What you need to do: Each line of the data holding "title" should be found and copied.

Records for the task:

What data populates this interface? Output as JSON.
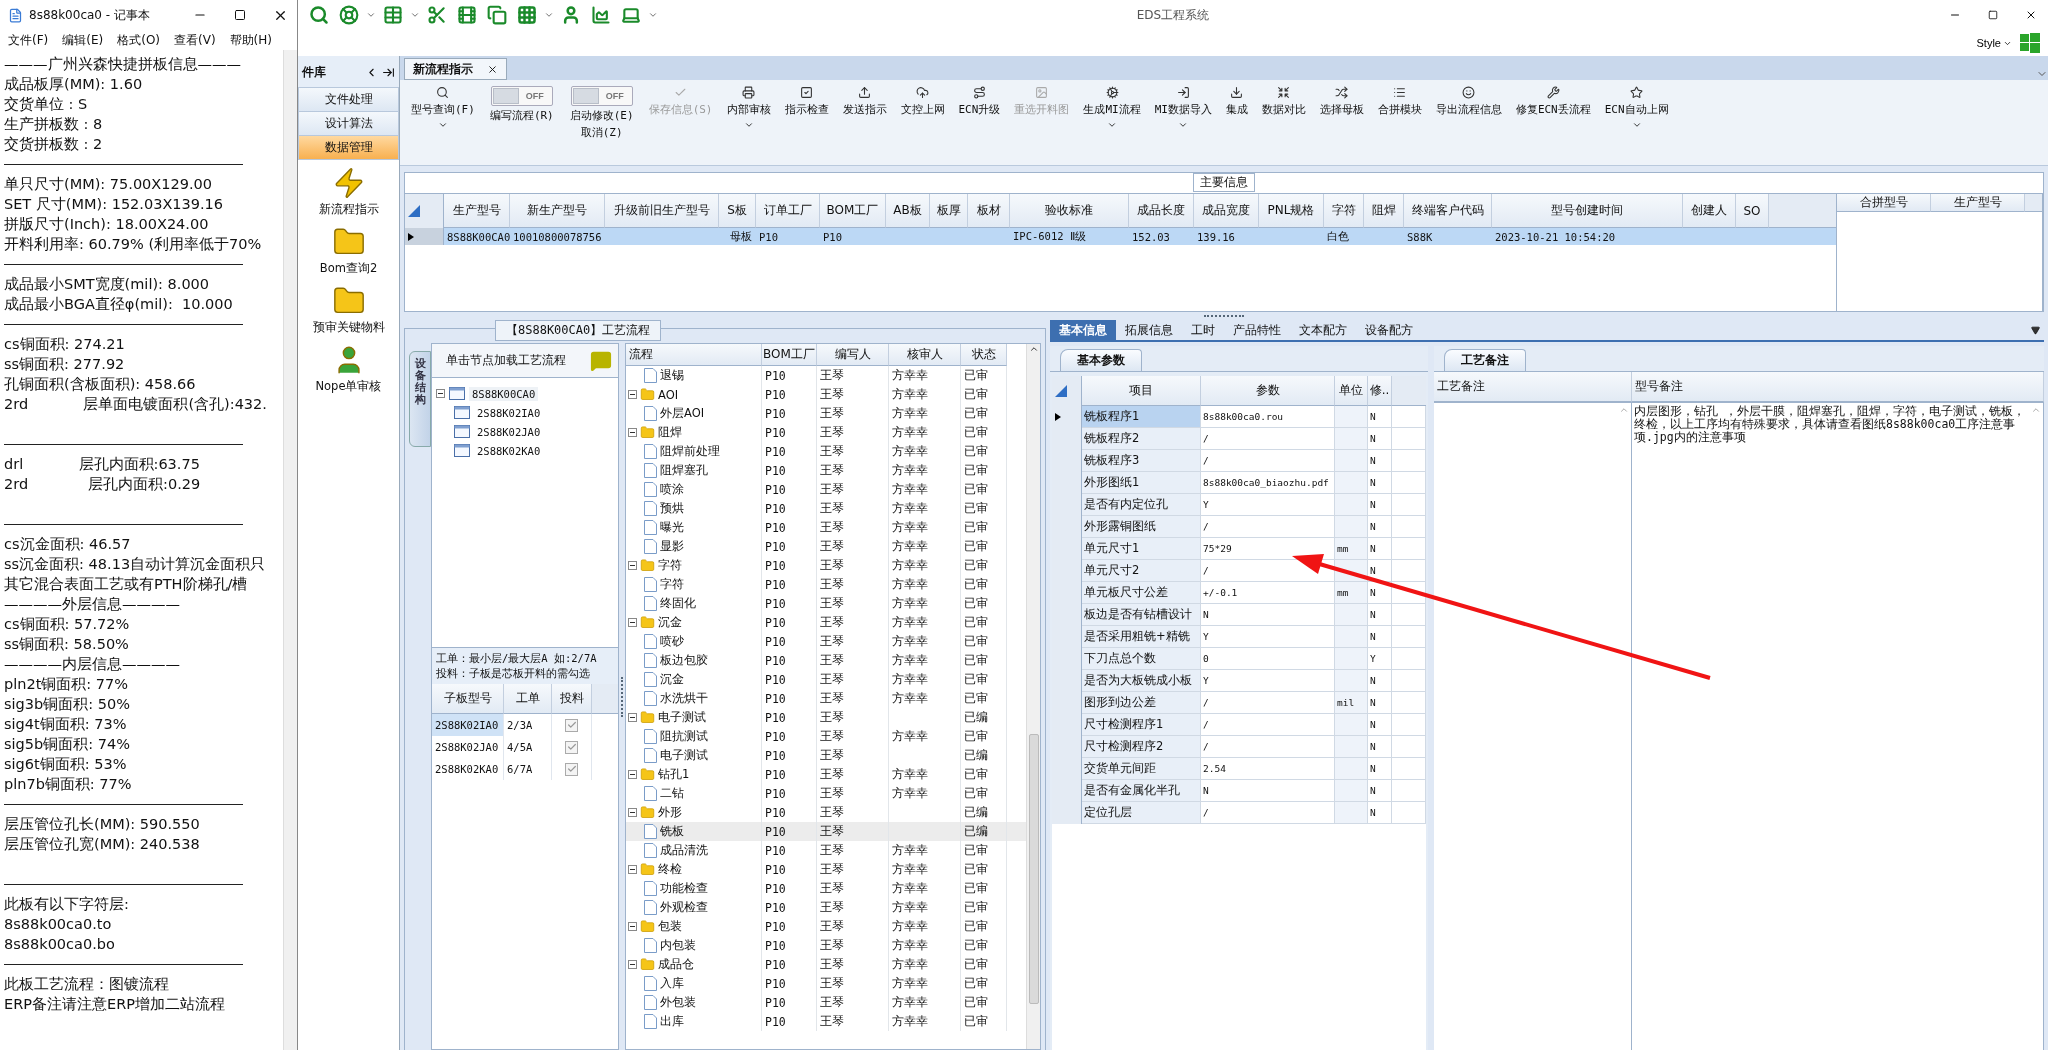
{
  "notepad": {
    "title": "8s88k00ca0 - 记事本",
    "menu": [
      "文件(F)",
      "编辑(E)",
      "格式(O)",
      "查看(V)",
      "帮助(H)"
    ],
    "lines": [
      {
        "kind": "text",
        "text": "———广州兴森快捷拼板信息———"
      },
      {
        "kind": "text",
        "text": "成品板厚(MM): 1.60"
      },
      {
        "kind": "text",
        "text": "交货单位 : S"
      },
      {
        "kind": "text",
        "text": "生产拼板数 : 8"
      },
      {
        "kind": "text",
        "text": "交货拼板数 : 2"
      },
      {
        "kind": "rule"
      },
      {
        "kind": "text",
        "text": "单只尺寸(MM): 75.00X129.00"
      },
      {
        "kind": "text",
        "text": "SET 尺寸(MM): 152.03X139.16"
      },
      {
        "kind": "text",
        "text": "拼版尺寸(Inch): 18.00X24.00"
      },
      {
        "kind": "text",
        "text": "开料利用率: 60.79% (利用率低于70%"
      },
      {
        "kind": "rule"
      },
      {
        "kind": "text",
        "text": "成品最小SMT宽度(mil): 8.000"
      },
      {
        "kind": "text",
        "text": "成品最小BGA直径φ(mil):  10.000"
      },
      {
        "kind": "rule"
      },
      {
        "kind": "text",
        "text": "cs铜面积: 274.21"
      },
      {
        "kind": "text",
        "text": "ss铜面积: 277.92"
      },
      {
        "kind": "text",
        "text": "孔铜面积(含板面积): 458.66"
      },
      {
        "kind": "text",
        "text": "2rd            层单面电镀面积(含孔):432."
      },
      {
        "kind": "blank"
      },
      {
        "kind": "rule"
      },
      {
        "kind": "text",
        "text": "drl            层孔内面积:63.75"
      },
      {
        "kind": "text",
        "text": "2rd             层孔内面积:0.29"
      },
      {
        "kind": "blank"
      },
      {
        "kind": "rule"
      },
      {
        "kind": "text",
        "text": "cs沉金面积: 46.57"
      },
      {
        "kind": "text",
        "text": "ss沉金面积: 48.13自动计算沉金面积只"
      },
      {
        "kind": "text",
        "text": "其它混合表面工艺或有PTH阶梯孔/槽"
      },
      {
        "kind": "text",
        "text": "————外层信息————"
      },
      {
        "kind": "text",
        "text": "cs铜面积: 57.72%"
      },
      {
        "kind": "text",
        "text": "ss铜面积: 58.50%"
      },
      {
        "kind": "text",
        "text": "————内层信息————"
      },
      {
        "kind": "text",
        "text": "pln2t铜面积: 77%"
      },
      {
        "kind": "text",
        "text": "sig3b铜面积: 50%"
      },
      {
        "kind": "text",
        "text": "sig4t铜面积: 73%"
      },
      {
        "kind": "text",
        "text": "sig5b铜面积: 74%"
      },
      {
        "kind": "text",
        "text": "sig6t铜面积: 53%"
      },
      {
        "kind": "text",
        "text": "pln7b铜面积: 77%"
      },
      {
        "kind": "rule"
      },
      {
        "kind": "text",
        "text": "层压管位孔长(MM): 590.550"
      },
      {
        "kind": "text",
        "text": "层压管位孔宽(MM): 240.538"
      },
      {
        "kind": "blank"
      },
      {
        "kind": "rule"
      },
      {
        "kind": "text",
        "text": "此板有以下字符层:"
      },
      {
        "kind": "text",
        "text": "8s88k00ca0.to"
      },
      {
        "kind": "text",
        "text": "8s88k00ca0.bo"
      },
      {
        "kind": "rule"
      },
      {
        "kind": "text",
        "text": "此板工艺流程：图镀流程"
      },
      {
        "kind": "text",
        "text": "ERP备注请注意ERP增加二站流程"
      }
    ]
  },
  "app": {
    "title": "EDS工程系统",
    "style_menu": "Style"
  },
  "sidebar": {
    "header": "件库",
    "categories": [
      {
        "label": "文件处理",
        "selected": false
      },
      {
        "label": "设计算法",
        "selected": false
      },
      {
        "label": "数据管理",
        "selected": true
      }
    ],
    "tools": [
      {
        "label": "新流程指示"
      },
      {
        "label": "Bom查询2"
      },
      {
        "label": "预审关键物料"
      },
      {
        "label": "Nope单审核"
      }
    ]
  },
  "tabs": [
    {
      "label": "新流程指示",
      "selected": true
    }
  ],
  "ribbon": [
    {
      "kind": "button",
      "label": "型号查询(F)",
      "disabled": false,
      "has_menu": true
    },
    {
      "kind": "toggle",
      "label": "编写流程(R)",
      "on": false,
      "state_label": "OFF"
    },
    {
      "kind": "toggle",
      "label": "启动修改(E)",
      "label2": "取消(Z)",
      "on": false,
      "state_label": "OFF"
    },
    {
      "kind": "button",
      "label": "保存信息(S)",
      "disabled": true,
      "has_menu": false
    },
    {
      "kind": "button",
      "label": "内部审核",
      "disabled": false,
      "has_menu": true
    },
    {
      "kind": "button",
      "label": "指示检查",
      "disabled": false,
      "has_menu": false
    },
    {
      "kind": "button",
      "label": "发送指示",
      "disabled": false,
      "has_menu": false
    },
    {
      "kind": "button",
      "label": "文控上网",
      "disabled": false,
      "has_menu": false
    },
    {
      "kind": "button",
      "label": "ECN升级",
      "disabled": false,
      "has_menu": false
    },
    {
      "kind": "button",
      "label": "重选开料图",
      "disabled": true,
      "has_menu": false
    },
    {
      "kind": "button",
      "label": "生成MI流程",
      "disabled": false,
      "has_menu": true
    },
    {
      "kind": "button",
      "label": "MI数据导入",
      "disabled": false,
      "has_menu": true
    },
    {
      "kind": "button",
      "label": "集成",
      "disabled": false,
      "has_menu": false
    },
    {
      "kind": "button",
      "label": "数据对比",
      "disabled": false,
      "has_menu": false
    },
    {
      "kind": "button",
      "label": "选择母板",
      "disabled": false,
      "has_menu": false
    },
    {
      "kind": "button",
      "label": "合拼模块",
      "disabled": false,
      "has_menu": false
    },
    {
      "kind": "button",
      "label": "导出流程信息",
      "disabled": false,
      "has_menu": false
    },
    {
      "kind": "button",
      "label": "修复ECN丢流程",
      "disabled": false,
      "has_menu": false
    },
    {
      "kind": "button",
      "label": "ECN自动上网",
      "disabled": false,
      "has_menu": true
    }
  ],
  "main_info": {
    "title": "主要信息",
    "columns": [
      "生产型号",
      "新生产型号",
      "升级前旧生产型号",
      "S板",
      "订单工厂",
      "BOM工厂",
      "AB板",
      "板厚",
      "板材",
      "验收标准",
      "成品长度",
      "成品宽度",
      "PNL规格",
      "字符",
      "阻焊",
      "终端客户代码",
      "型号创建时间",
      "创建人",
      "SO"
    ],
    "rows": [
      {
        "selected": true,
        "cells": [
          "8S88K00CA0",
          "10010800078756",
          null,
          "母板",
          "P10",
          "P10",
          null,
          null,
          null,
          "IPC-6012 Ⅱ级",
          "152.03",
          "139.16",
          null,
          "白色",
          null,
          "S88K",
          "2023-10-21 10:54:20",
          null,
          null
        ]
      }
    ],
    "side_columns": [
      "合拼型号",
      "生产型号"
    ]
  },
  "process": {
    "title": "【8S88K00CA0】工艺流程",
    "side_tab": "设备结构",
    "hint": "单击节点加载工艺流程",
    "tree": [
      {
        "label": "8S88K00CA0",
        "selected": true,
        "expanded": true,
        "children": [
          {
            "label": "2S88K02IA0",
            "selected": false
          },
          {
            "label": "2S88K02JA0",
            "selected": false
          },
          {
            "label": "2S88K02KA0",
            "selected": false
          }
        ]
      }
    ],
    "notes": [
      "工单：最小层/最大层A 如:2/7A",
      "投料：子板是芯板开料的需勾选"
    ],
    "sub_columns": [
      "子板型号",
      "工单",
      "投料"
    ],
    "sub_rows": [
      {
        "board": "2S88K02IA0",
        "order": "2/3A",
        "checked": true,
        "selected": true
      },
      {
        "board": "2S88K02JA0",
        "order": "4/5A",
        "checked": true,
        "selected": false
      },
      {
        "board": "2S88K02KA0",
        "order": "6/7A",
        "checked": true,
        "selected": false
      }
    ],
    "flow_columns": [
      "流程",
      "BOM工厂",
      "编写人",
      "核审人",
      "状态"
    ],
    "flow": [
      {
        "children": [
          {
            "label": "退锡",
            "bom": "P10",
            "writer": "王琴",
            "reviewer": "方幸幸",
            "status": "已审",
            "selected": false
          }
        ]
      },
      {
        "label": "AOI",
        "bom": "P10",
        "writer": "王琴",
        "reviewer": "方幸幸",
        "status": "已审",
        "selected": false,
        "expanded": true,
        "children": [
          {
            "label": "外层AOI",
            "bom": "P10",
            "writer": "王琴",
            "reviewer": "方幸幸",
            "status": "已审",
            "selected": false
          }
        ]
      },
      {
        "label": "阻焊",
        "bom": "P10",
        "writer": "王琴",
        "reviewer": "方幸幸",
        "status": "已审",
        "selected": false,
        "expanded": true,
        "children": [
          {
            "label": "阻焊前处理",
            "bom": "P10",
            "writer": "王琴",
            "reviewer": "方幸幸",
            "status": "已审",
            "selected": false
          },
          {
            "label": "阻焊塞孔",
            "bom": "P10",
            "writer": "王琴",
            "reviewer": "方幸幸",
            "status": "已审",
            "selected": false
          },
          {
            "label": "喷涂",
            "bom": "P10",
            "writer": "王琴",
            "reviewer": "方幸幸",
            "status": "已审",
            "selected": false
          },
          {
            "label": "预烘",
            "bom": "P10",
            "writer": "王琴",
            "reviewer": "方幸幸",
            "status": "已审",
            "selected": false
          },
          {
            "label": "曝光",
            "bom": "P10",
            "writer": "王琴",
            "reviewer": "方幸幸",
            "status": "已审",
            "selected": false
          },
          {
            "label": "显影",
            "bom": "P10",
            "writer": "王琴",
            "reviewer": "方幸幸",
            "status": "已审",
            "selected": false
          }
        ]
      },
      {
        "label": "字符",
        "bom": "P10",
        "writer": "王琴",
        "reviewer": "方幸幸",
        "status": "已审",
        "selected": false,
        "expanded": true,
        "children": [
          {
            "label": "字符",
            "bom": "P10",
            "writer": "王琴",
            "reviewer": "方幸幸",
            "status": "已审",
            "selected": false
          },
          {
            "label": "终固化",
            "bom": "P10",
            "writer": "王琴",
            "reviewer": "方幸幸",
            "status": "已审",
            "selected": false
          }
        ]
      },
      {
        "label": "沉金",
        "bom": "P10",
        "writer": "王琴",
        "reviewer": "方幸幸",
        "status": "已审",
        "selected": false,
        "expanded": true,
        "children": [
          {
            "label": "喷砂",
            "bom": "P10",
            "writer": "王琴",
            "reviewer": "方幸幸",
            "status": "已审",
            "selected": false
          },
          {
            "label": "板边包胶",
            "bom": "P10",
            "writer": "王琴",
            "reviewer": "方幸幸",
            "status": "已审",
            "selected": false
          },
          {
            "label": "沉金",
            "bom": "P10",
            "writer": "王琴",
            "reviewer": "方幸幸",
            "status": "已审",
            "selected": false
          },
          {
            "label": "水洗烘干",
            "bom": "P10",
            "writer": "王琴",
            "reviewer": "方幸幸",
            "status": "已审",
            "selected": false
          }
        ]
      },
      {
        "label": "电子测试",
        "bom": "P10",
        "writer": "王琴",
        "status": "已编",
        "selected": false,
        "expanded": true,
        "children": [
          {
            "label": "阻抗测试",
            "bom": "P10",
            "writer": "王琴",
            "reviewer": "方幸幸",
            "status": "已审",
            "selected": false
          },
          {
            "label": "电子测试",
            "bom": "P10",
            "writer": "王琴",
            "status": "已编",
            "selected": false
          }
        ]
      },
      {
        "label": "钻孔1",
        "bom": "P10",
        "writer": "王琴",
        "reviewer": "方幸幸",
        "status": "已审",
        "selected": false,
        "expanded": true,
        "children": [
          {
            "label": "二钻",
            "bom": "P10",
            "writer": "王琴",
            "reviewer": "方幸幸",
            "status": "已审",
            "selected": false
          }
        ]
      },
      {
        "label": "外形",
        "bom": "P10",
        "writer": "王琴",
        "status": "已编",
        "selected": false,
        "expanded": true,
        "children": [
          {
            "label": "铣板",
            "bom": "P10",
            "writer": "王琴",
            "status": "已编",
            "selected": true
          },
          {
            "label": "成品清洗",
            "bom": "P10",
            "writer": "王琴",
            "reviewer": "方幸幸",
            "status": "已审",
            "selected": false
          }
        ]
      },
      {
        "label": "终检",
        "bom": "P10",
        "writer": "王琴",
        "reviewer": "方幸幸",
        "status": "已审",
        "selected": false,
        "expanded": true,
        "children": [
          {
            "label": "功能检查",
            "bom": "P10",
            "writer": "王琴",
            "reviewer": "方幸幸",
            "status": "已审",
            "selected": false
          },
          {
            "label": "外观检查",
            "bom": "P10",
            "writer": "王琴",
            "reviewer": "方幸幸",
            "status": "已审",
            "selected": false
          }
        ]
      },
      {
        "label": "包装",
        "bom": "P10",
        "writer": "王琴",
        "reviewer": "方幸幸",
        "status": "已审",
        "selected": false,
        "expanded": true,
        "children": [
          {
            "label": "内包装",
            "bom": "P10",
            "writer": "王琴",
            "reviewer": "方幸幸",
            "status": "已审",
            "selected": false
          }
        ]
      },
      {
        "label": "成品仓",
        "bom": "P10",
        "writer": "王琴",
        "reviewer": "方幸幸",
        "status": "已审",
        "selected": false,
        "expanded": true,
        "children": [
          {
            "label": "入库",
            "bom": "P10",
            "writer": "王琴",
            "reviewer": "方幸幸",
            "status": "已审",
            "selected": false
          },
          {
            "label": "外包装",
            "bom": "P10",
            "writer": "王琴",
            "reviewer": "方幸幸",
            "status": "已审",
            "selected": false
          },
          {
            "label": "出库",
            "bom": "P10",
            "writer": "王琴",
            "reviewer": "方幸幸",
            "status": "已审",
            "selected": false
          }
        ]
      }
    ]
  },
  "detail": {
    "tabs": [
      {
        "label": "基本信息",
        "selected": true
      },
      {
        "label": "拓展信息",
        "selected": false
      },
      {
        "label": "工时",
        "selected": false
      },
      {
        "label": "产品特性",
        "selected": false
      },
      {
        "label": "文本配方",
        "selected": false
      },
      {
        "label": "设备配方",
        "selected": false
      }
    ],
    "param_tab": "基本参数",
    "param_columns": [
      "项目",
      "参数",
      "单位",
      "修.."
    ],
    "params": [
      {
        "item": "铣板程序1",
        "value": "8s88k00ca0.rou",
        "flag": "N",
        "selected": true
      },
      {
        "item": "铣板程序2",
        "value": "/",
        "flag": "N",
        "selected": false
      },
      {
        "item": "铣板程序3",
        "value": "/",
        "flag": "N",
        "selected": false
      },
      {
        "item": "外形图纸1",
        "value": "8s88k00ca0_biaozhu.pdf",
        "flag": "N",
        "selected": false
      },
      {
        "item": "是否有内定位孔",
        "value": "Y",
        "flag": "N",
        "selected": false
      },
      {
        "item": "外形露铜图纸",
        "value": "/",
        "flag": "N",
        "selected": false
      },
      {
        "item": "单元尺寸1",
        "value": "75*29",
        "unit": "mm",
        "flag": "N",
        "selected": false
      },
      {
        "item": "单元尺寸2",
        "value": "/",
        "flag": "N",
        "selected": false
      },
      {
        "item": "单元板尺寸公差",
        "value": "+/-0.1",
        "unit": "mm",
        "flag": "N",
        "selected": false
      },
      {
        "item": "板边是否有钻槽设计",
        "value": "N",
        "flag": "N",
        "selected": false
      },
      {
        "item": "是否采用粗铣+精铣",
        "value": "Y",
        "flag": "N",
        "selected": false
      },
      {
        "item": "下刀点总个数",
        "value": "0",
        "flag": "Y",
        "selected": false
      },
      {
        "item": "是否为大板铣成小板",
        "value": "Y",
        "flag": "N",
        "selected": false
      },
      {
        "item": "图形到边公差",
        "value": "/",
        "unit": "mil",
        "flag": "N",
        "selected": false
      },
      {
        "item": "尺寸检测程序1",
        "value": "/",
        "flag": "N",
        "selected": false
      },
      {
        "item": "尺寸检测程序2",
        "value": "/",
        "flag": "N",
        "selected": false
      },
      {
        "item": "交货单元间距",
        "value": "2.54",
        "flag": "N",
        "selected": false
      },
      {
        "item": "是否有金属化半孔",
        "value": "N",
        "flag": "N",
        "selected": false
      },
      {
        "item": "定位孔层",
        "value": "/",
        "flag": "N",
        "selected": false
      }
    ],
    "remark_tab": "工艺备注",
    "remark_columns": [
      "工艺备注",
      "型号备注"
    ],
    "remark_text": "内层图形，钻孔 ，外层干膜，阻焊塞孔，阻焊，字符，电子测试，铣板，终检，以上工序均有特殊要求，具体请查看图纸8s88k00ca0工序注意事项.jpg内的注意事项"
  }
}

Answer to this task:
    "title": "8s88k00ca0 - 记事本",
    "title": "EDS工程系统",
    "title": "主要信息",
    "title": "【8S88K00CA0】工艺流程",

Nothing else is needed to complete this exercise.